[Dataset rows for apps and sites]
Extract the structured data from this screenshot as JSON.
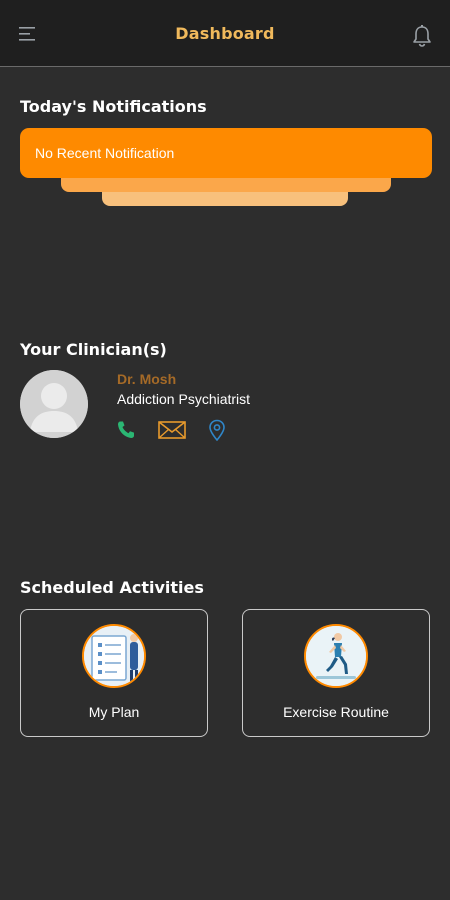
{
  "header": {
    "title": "Dashboard",
    "menu_icon": "menu-icon",
    "bell_icon": "bell-icon"
  },
  "notifications": {
    "section_title": "Today's Notifications",
    "message": "No Recent Notification"
  },
  "clinicians": {
    "section_title": "Your Clinician(s)",
    "items": [
      {
        "name": "Dr. Mosh",
        "role": "Addiction Psychiatrist",
        "actions": [
          "phone-icon",
          "mail-icon",
          "location-pin-icon"
        ]
      }
    ]
  },
  "activities": {
    "section_title": "Scheduled Activities",
    "items": [
      {
        "label": "My Plan",
        "icon": "plan-checklist-icon"
      },
      {
        "label": "Exercise Routine",
        "icon": "running-person-icon"
      }
    ]
  },
  "colors": {
    "background": "#2d2d2d",
    "header_bg": "#1f1f1f",
    "accent": "#fe8a00",
    "title_gold": "#f0b95c",
    "clinician_name": "#a56a27",
    "phone_green": "#2bb673",
    "pin_blue": "#2f86c9"
  }
}
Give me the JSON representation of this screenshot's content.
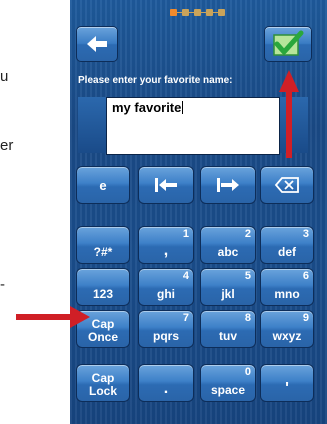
{
  "edge_text": [
    "u",
    "er",
    "-"
  ],
  "status": {
    "page_dots": 5,
    "active_dot": 1
  },
  "toolbar": {
    "back_icon": "arrow-left-icon",
    "confirm_icon": "green-checkmark-icon",
    "confirm_color": "#3db54a"
  },
  "prompt": {
    "text": "Please enter your favorite name:"
  },
  "input": {
    "value": "my favorite"
  },
  "edit_row": [
    {
      "label": "e"
    },
    {
      "icon": "cursor-left-icon"
    },
    {
      "icon": "cursor-right-icon"
    },
    {
      "icon": "backspace-icon"
    }
  ],
  "keys": [
    {
      "label": "?#*",
      "num": ""
    },
    {
      "label": ",",
      "num": "1"
    },
    {
      "label": "abc",
      "num": "2"
    },
    {
      "label": "def",
      "num": "3"
    },
    {
      "label": "123",
      "num": ""
    },
    {
      "label": "ghi",
      "num": "4"
    },
    {
      "label": "jkl",
      "num": "5"
    },
    {
      "label": "mno",
      "num": "6"
    },
    {
      "label": "Cap Once",
      "num": ""
    },
    {
      "label": "pqrs",
      "num": "7"
    },
    {
      "label": "tuv",
      "num": "8"
    },
    {
      "label": "wxyz",
      "num": "9"
    },
    {
      "label": "Cap Lock",
      "num": ""
    },
    {
      "label": ".",
      "num": ""
    },
    {
      "label": "space",
      "num": "0"
    },
    {
      "label": "'",
      "num": ""
    }
  ],
  "annotation_color": "#d01f26"
}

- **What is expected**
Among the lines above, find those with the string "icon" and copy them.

- **Final answer**
    "menu_icon": "menu-icon",
    "bell_icon": "bell-icon"
          "phone-icon",
          "mail-icon",
          "location-pin-icon"
        "icon": "plan-checklist-icon"
        "icon": "running-person-icon"
    "back_icon": "arrow-left-icon",
    "confirm_icon": "green-checkmark-icon",
      "icon": "cursor-left-icon"
      "icon": "cursor-right-icon"
      "icon": "backspace-icon"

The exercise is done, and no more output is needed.